WHAT NEEDS TO BE DONE
Using the listing below, print the line that contains "Read all visible content and emit it as JSON." and each line after it, exactly as shown, through the final one.

::::::::

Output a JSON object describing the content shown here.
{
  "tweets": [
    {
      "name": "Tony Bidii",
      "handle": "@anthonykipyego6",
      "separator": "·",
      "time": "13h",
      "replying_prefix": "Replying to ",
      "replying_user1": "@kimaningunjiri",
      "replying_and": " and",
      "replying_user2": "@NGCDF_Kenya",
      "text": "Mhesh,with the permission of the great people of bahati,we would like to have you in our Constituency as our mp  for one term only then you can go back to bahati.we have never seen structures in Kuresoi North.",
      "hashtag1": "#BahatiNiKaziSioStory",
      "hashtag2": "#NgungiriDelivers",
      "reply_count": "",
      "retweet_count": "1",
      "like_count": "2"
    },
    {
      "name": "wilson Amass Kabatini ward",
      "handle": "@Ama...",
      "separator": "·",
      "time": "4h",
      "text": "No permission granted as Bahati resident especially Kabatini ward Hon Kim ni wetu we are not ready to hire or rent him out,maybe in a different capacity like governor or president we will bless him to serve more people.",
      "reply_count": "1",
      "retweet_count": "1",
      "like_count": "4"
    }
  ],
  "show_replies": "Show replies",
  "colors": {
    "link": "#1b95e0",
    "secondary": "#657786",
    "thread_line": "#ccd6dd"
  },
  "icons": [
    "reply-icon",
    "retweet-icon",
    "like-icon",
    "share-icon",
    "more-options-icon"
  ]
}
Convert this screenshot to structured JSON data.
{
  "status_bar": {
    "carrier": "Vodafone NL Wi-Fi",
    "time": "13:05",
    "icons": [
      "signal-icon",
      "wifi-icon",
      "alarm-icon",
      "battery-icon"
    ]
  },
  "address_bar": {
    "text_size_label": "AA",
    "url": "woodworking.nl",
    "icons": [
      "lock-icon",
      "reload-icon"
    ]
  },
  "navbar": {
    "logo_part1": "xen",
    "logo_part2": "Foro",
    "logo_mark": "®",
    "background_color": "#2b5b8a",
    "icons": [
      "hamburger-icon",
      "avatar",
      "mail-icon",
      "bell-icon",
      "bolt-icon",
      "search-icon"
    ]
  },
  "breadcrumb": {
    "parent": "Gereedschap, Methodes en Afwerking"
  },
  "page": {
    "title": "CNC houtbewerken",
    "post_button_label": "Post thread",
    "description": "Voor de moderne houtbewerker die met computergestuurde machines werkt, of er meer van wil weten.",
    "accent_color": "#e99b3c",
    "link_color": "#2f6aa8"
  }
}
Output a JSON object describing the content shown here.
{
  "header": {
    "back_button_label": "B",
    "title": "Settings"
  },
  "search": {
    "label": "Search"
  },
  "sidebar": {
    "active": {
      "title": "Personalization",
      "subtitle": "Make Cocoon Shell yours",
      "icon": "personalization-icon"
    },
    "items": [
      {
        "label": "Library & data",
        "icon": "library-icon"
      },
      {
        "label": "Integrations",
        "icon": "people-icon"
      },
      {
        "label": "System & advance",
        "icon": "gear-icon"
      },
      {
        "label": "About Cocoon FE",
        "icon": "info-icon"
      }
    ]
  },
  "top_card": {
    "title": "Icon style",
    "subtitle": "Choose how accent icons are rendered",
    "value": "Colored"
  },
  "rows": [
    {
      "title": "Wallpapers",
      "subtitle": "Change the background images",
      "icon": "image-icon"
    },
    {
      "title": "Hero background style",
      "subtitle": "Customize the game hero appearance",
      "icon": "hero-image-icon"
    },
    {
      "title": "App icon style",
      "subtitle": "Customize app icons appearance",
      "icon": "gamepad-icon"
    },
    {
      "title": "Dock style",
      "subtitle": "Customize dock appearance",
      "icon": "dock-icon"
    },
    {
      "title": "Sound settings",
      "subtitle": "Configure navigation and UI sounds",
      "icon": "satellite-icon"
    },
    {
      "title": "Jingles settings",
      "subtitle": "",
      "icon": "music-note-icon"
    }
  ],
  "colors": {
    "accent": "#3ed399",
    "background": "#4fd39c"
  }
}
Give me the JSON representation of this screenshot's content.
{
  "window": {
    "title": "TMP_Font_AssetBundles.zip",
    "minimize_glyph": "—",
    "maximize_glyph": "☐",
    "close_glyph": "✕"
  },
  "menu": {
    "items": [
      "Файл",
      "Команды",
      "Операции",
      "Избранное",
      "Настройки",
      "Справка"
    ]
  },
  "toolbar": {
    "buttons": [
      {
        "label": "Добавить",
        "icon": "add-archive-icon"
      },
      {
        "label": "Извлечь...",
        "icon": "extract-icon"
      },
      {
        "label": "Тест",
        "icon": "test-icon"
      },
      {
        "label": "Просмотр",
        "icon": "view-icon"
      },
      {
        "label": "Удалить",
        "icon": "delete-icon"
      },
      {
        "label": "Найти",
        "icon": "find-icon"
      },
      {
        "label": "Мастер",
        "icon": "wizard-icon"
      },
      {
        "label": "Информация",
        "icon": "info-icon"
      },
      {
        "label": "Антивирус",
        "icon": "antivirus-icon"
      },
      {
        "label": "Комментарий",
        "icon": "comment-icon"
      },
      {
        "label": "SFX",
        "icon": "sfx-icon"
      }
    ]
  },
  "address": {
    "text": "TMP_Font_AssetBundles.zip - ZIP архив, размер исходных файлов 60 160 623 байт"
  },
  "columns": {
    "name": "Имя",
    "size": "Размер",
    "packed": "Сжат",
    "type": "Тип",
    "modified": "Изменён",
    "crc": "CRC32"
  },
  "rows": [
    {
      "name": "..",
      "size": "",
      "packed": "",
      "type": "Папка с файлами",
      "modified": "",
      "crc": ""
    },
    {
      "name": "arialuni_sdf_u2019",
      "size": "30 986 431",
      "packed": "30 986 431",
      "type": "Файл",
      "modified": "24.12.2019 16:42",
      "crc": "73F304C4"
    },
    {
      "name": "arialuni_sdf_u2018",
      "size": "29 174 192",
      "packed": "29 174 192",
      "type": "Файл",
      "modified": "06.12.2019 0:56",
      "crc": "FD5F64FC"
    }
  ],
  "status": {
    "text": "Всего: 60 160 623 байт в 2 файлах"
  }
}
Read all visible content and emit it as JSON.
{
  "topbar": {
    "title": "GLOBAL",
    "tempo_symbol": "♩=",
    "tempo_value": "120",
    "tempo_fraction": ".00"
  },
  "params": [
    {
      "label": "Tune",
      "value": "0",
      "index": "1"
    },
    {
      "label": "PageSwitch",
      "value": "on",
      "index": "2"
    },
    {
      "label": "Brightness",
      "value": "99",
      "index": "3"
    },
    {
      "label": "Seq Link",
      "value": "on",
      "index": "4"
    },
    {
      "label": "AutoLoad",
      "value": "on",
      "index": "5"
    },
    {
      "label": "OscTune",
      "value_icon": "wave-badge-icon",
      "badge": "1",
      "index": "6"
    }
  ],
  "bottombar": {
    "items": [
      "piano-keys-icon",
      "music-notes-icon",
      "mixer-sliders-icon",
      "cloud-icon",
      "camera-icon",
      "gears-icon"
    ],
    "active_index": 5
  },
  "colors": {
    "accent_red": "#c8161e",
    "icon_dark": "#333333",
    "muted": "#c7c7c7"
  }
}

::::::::

ANSWER TO THIS PROBLEM
Read all visible content and emit it as JSON.
{
  "topbar": {
    "title": "GLOBAL",
    "tempo_symbol": "♩=",
    "tempo_value": "120",
    "tempo_fraction": ".00"
  },
  "params": [
    {
      "label": "Tune",
      "value": "0",
      "index": "1"
    },
    {
      "label": "PageSwitch",
      "value": "on",
      "index": "2"
    },
    {
      "label": "Brightness",
      "value": "99",
      "index": "3"
    },
    {
      "label": "Seq Link",
      "value": "on",
      "index": "4"
    },
    {
      "label": "AutoLoad",
      "value": "on",
      "index": "5"
    },
    {
      "label": "OscTune",
      "value_icon": "wave-badge-icon",
      "badge": "1",
      "index": "6"
    }
  ],
  "bottombar": {
    "items": [
      "piano-keys-icon",
      "music-notes-icon",
      "mixer-sliders-icon",
      "cloud-icon",
      "camera-icon",
      "gears-icon"
    ],
    "active_index": 5
  },
  "colors": {
    "accent_red": "#c8161e",
    "icon_dark": "#333333",
    "muted": "#c7c7c7"
  }
}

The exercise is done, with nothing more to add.